MOSCOW, March 5 (Reuters) - Polymetal, one of Russia’s largest gold and silver producers, is considering updating its dividend policy to make it more predictable, its chief financial officer said, after the company announced record-high earnings for 2019.
Polymetal, which distributed its highest-ever dividends for the previous year, said on Wednesday its 2019 net earnings rose 36% to $483 million due to stronger global gold prices and higher output.
“We are considering some possible refinements to our dividend policy,” finance chief Maxim Nazimok told Reuters. “Special dividends in their current form always come as something of a surprise to investors ... We are thinking about how to improve predictability.”
Polymetal’s board of directors will consider the updated policy towards mid-2020, the CFO added. Its total 2019 dividend payout will be $385 million, up from $223 million in 2018.
This includes a special dividend announced in January and a final dividend of $197 million announced on Wednesday.
The spread of the coronavirus this year has driven a further jump in gold prices in London.
Buoyed by higher gold prices, shares in Polymetal, part-owned by businessman Alexander Nesis, are up 8.6% so far this year in London.
“As a result of the coronavirus, everything is moving very quickly ... Objectively, volatility in the market has increased and gold has become very attractive as a safe-haven asset class,” Nazimok said.
The prices will not affect Polymetal’s output, he added. On Wednesday the company reiterated production guidance of 1.6 million troy ounces of gold equivalent, a mix of gold and other metals, for each of 2020 and 2021. It produced 1.61 million ounces in 2019.

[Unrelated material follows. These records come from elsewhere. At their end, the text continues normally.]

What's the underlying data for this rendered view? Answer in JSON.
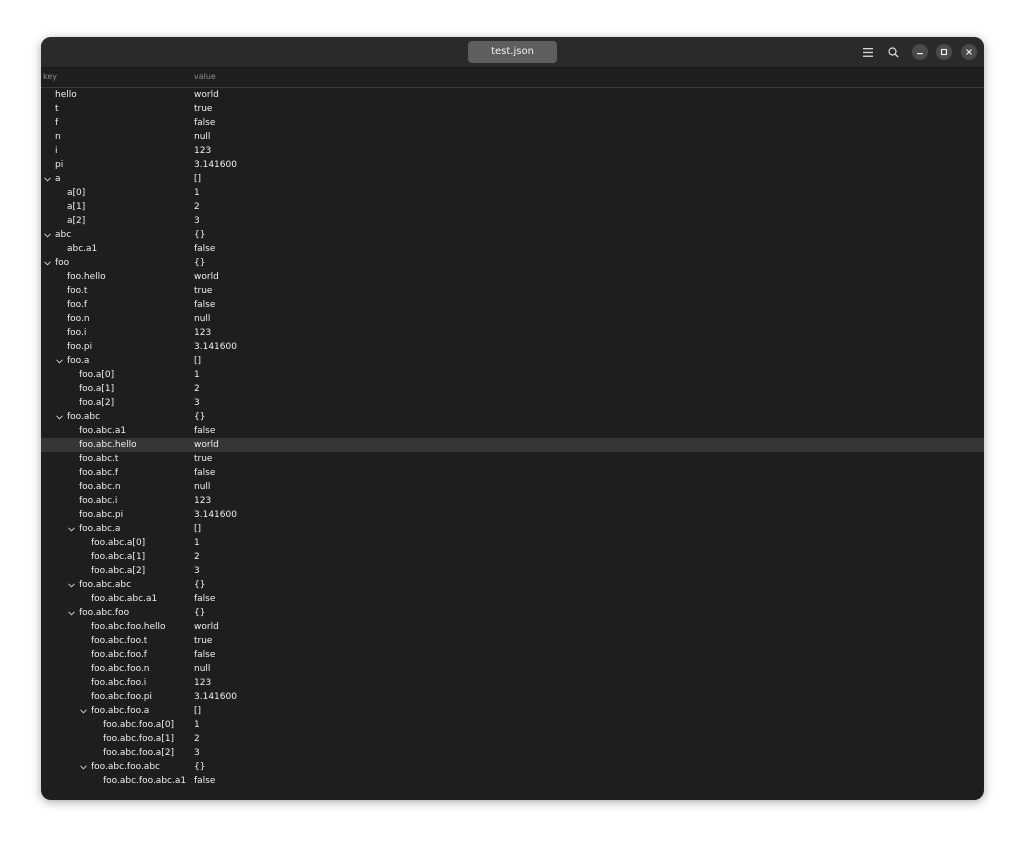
{
  "window": {
    "title": "test.json",
    "icons": [
      "menu-icon",
      "search-icon",
      "minimize-icon",
      "maximize-icon",
      "close-icon"
    ]
  },
  "columns": {
    "key": "key",
    "value": "value"
  },
  "rows": [
    {
      "key": "hello",
      "value": "world",
      "depth": 0,
      "expandable": false
    },
    {
      "key": "t",
      "value": "true",
      "depth": 0,
      "expandable": false
    },
    {
      "key": "f",
      "value": "false",
      "depth": 0,
      "expandable": false
    },
    {
      "key": "n",
      "value": "null",
      "depth": 0,
      "expandable": false
    },
    {
      "key": "i",
      "value": "123",
      "depth": 0,
      "expandable": false
    },
    {
      "key": "pi",
      "value": "3.141600",
      "depth": 0,
      "expandable": false
    },
    {
      "key": "a",
      "value": "[]",
      "depth": 0,
      "expandable": true
    },
    {
      "key": "a[0]",
      "value": "1",
      "depth": 1,
      "expandable": false
    },
    {
      "key": "a[1]",
      "value": "2",
      "depth": 1,
      "expandable": false
    },
    {
      "key": "a[2]",
      "value": "3",
      "depth": 1,
      "expandable": false
    },
    {
      "key": "abc",
      "value": "{}",
      "depth": 0,
      "expandable": true
    },
    {
      "key": "abc.a1",
      "value": "false",
      "depth": 1,
      "expandable": false
    },
    {
      "key": "foo",
      "value": "{}",
      "depth": 0,
      "expandable": true
    },
    {
      "key": "foo.hello",
      "value": "world",
      "depth": 1,
      "expandable": false
    },
    {
      "key": "foo.t",
      "value": "true",
      "depth": 1,
      "expandable": false
    },
    {
      "key": "foo.f",
      "value": "false",
      "depth": 1,
      "expandable": false
    },
    {
      "key": "foo.n",
      "value": "null",
      "depth": 1,
      "expandable": false
    },
    {
      "key": "foo.i",
      "value": "123",
      "depth": 1,
      "expandable": false
    },
    {
      "key": "foo.pi",
      "value": "3.141600",
      "depth": 1,
      "expandable": false
    },
    {
      "key": "foo.a",
      "value": "[]",
      "depth": 1,
      "expandable": true
    },
    {
      "key": "foo.a[0]",
      "value": "1",
      "depth": 2,
      "expandable": false
    },
    {
      "key": "foo.a[1]",
      "value": "2",
      "depth": 2,
      "expandable": false
    },
    {
      "key": "foo.a[2]",
      "value": "3",
      "depth": 2,
      "expandable": false
    },
    {
      "key": "foo.abc",
      "value": "{}",
      "depth": 1,
      "expandable": true
    },
    {
      "key": "foo.abc.a1",
      "value": "false",
      "depth": 2,
      "expandable": false
    },
    {
      "key": "foo.abc.hello",
      "value": "world",
      "depth": 2,
      "expandable": false,
      "selected": true
    },
    {
      "key": "foo.abc.t",
      "value": "true",
      "depth": 2,
      "expandable": false
    },
    {
      "key": "foo.abc.f",
      "value": "false",
      "depth": 2,
      "expandable": false
    },
    {
      "key": "foo.abc.n",
      "value": "null",
      "depth": 2,
      "expandable": false
    },
    {
      "key": "foo.abc.i",
      "value": "123",
      "depth": 2,
      "expandable": false
    },
    {
      "key": "foo.abc.pi",
      "value": "3.141600",
      "depth": 2,
      "expandable": false
    },
    {
      "key": "foo.abc.a",
      "value": "[]",
      "depth": 2,
      "expandable": true
    },
    {
      "key": "foo.abc.a[0]",
      "value": "1",
      "depth": 3,
      "expandable": false
    },
    {
      "key": "foo.abc.a[1]",
      "value": "2",
      "depth": 3,
      "expandable": false
    },
    {
      "key": "foo.abc.a[2]",
      "value": "3",
      "depth": 3,
      "expandable": false
    },
    {
      "key": "foo.abc.abc",
      "value": "{}",
      "depth": 2,
      "expandable": true
    },
    {
      "key": "foo.abc.abc.a1",
      "value": "false",
      "depth": 3,
      "expandable": false
    },
    {
      "key": "foo.abc.foo",
      "value": "{}",
      "depth": 2,
      "expandable": true
    },
    {
      "key": "foo.abc.foo.hello",
      "value": "world",
      "depth": 3,
      "expandable": false
    },
    {
      "key": "foo.abc.foo.t",
      "value": "true",
      "depth": 3,
      "expandable": false
    },
    {
      "key": "foo.abc.foo.f",
      "value": "false",
      "depth": 3,
      "expandable": false
    },
    {
      "key": "foo.abc.foo.n",
      "value": "null",
      "depth": 3,
      "expandable": false
    },
    {
      "key": "foo.abc.foo.i",
      "value": "123",
      "depth": 3,
      "expandable": false
    },
    {
      "key": "foo.abc.foo.pi",
      "value": "3.141600",
      "depth": 3,
      "expandable": false
    },
    {
      "key": "foo.abc.foo.a",
      "value": "[]",
      "depth": 3,
      "expandable": true
    },
    {
      "key": "foo.abc.foo.a[0]",
      "value": "1",
      "depth": 4,
      "expandable": false
    },
    {
      "key": "foo.abc.foo.a[1]",
      "value": "2",
      "depth": 4,
      "expandable": false
    },
    {
      "key": "foo.abc.foo.a[2]",
      "value": "3",
      "depth": 4,
      "expandable": false
    },
    {
      "key": "foo.abc.foo.abc",
      "value": "{}",
      "depth": 3,
      "expandable": true
    },
    {
      "key": "foo.abc.foo.abc.a1",
      "value": "false",
      "depth": 4,
      "expandable": false
    }
  ]
}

Polymetal may reduce its net debt to EBITDA ratio, a measurement of debt burden, to below 1.4 in 2020 as its core earnings - EBITDA - are expected to rise on the back of higher gold prices. It has no plans to tap debt capital markets or make a share offering, Nazimok said.
He also said the company was considering a range of options for the future of its Kutyn gold project in Russia’s far east, adding it was worth at least two times higher than a “hopelessly outdated” earlier valuation of $40 million.
The company is considering all options for the project, Nazimok said, from a full sale to attracting partners and setting up a joint venture. (Reporting by Anastasia Lyrchikova; writing by Polina Ivanova; editing by Polina Devitt and David Evans)